The mehendi on my mother's hands had barely faded when she discovered she was pregnant with me. My parents had moved from Amritsar to Calcutta to seek a better life.
My lonely mother was very dependent on the kindness of our neighbours, an elderly British couple.
When I was born, as a gesture of respect and gratitude, my parents asked them to name me. I was called Dorina, which is derived from Dora meaning "gift". The problem was that nobody could say it correctly.
My parents searched for a new name.
One day, my aunt came to visit. As she waited for the maid to serve her tea, she glanced at the newspaper.
On the front page was Sonia Gandhi, dressed in a long skirt and boots, her hair falling over her shoulders. Inspired, she suggested my parents call me "Sonia", and they agreed.
Every time when I played in the living room and Sonia came on television, I left my toys and ran to see her. I thought she was the most beautiful woman in the world.

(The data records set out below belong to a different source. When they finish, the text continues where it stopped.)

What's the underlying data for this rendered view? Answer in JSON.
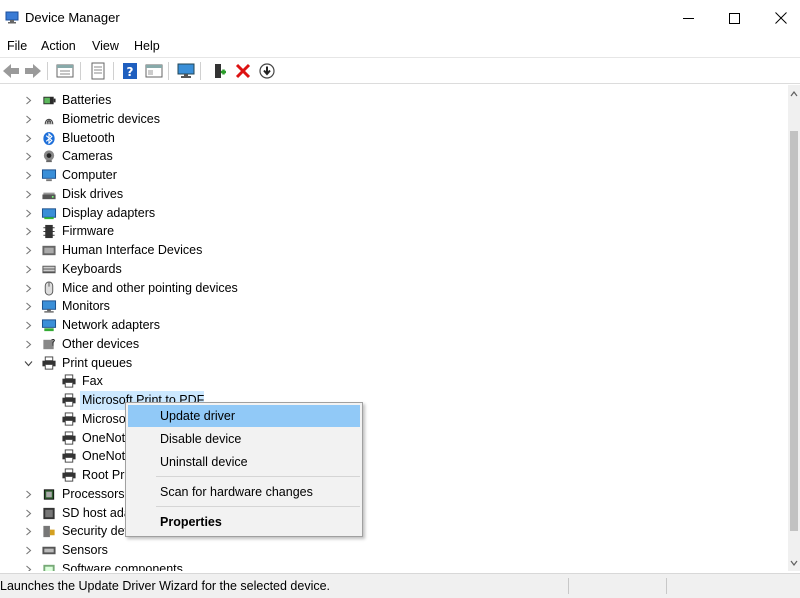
{
  "window": {
    "title": "Device Manager"
  },
  "menu": [
    "File",
    "Action",
    "View",
    "Help"
  ],
  "toolbar": {
    "icons": [
      "back-arrow-icon",
      "forward-arrow-icon",
      "device-tree-icon",
      "properties-icon",
      "help-icon",
      "view-icon",
      "monitor-scan-icon",
      "add-driver-icon",
      "uninstall-x-icon",
      "download-icon"
    ]
  },
  "tree": [
    {
      "label": "Batteries",
      "icon": "battery-icon"
    },
    {
      "label": "Biometric devices",
      "icon": "fingerprint-icon"
    },
    {
      "label": "Bluetooth",
      "icon": "bluetooth-icon"
    },
    {
      "label": "Cameras",
      "icon": "camera-icon"
    },
    {
      "label": "Computer",
      "icon": "computer-icon"
    },
    {
      "label": "Disk drives",
      "icon": "disk-drive-icon"
    },
    {
      "label": "Display adapters",
      "icon": "display-adapter-icon"
    },
    {
      "label": "Firmware",
      "icon": "firmware-icon"
    },
    {
      "label": "Human Interface Devices",
      "icon": "hid-icon"
    },
    {
      "label": "Keyboards",
      "icon": "keyboard-icon"
    },
    {
      "label": "Mice and other pointing devices",
      "icon": "mouse-icon"
    },
    {
      "label": "Monitors",
      "icon": "monitor-icon"
    },
    {
      "label": "Network adapters",
      "icon": "network-adapter-icon"
    },
    {
      "label": "Other devices",
      "icon": "other-devices-icon"
    },
    {
      "label": "Print queues",
      "icon": "printer-icon",
      "expanded": true
    },
    {
      "label": "Fax",
      "icon": "printer-icon",
      "child": true
    },
    {
      "label": "Microsoft Print to PDF",
      "icon": "printer-icon",
      "child": true,
      "selected": true
    },
    {
      "label": "Microsoft XPS Document Writer",
      "icon": "printer-icon",
      "child": true
    },
    {
      "label": "OneNote (Desktop)",
      "icon": "printer-icon",
      "child": true
    },
    {
      "label": "OneNote for Windows 10",
      "icon": "printer-icon",
      "child": true
    },
    {
      "label": "Root Print Queue",
      "icon": "printer-icon",
      "child": true
    },
    {
      "label": "Processors",
      "icon": "processor-icon"
    },
    {
      "label": "SD host adapters",
      "icon": "sd-host-icon"
    },
    {
      "label": "Security devices",
      "icon": "security-device-icon"
    },
    {
      "label": "Sensors",
      "icon": "sensor-icon"
    },
    {
      "label": "Software components",
      "icon": "software-component-icon"
    }
  ],
  "context_menu": {
    "update_driver": "Update driver",
    "disable_device": "Disable device",
    "uninstall_device": "Uninstall device",
    "scan_hardware": "Scan for hardware changes",
    "properties": "Properties"
  },
  "status": {
    "text": "Launches the Update Driver Wizard for the selected device."
  }
}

Her marble-like features, her dimples, her straight long brown hair held by a clip, her pearl earrings and her erect, regal posture.

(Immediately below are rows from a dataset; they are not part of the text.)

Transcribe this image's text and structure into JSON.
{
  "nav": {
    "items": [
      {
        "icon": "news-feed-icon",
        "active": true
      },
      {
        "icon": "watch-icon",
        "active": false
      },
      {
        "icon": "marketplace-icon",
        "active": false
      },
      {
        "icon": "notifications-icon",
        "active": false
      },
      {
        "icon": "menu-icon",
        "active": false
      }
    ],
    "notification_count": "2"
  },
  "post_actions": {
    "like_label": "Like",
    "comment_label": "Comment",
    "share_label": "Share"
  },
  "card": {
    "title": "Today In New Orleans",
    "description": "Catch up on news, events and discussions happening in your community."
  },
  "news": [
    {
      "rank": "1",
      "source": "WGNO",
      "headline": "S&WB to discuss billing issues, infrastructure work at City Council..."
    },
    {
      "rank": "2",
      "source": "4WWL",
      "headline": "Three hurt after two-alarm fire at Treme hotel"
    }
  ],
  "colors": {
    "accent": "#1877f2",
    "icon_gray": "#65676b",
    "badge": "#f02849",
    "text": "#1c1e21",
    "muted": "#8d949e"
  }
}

Because I knew I was her namesake, I watched Sonia throughout my life. I was always struck by her elegance, her classy fashion choices, her beauty, grace and her dignified demeanour.
"Every time when I played in the living room and Sonia came on television, I left my toys and ran to see her. I thought she was the most beautiful woman in the world."
I read all I could about her. I cut out all the articles and saved all the photographs of her. My friends who collected pictures of Zeenat Aman, Sharmila Tagore and other actresses thought I was really strange.
I couldn't help it. I was fascinated by her story. An ordinary girl who had an extraordinary life. She was Cinderella, a carefree happy girl who met her Prince Charming, who just happened to be from one of the most powerful political dynasties of India.
When I grew up, I dressed just like Sonia. I did the pearls, the hair pulled up from my face and when I went abroad I did the whole boots thing.
I was 22 when I immigrated to America. Then too, I thought of her. A woman who left her home and made another country her own.
Being away from India made me question who I really was. I have a Hindu mother, a Sikh father and I married a Roman Catholic. I was Indian, just like Sonia was.
I grew up seeing her as a loving wife, devoted daughter-in-law, protective mother, reluctant politician, determined leader and now the president of the Congress party. The first half I observed in India the other half I watched from the US.
Sonia's personal fortunes were tied up in the rise and fall of the Gandhi family as they fought for survival in politics. She nurtured and supported the family as Indira was repeatedly arrested, persecuted and publicly humiliated. She ran the household in the same manner as the family moved to a smaller house.
"[S]he watched her mother-in-law, her brother-in-law and her husband die tragically and yet she led the Congress party. She believed it was her duty to serve the country that she had made her own."
A reserved woman, who spoke Hindi haltingly, she watched her mother-in-law, her brother-in-law and her husband die tragically and yet she led the Congress party. She believed it was her duty to serve the country that she had made her own.
I was horrified at Indira Gandhi's assassination and I was briefly caught in the madness of the Sikh riots as I was returning from school but that's a story for another day.
I was saddened at the sight of Sonia mourning at Rajiv's funeral pyre. I was shocked at the personal attacks made by the members of the opposition as she stepped into the murky, dangerous world of Indian politics.
Sonia Gandhi and I came face to face on one occasion. I was in Calcutta, when Mother Teresa passed away. I covered the funeral for Newsday, an American newspaper.
I was in the front row of the section reserved for journalists. Everyone was standing in prayer and as I looked down at the notepad, I was suddenly aware of a movement. I looked up as Sonia walked in and took her place among the leaders of the world.
For a brief moment we made eye contact. Then the funeral mass began.
We have never spoken but I feel like I know Sonia. I have watched her spectacular rise from obscurity to popularity to notoriety.
"Italians are very similar to Indians. They are very strongly protective of their daughters and they believe in a close knit, united family."
The iconic moment in which Sonia, a Roman Catholic is standing next to Dr Manmohan Singh, a Sikh, being sworn in as prime minister, with the oath of office being administered by a Muslim president, Dr APJ Abdul Kalam was a historical iconic image beamed all over the world.
It's a deeply symbolic gesture and a gift that Sonia gave to India. History should always remember that she was perhaps the only Indian politician to have refused prime ministership.
"That's how diverse India is?" my American friends asked me.
"That's my country," I told them proudly.
Politicians and people routinely criticise Sonia for not being born in India but they don't realise this: Italians are very similar to Indians. They are very strongly protective of their daughters and they believe in a close knit, united family. Sonia's father worked hard while her mother nurtured the family. Her humble beginnings prepared her for hardships. She is a determined fighter and she does not give up.
They say she is finished now. I laugh. And wait for the day when once again in the streets they will call out the name "Sonia" and ask her to play a bigger role in Indian politics because she's earned it. And she deserves it.